A new type of injectable cholesterol drug may save the health system from paying for heart attacks and strokes, but the high list price would still mean an increase total health care spending by 4 percent, according to a study in the Journal of the American Medical Association. In order to be cost-effective, the PCSK9 inhibitors should cost just over $4,500 per year. The roughly $14,000 list price, however, does not include manufacturer rebates. The companies selling these drugs disputed the findings.
The Alli weight-loss pill has been supported by problematic clinical studies that “systematically understated” its potential harms, according to STAT, citing a study in PLOS Medicine. The study compared published journal articles with data summaries submitted to European regulators and found the publications disclosed just 14 percent to 33 percent of adverse events compared with the data summaries.
ViiV Healthcare started Phase 3 trials of a two-drug regimen for HIV that might simplify treatment for patients who receive therapy for the first time, PMLive tells us.
Drug makers that change hard gelatin capsule suppliers do not need to seek approval beforehand under a policy introduced by the Food and Drug Administration, InPharma Technologist says.
Zhejiang Medicine, which makes antibiotics sold in the US, hid quality testing results that may have indicated the products were contaminated, according to a warning letter issued by the FDA.

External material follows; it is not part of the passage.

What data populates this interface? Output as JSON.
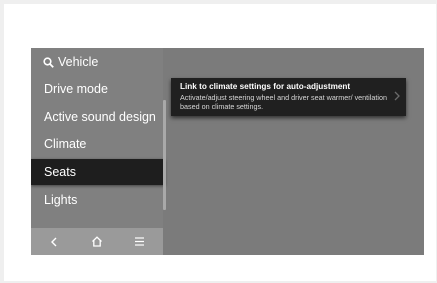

Carl Icahn bought 3.4 million shares in Allergan (AGN) valued at $785.7 million, Reuters reports. Icahn began acquiring shares in the drug maker last spring after its $160 billion buyout deal with Pfizer (PFE) fell through.
A new study falls far short of showing that mothers taking acetaminophen during pregnancy increases their child’s risk of behavioral problems, writes STAT.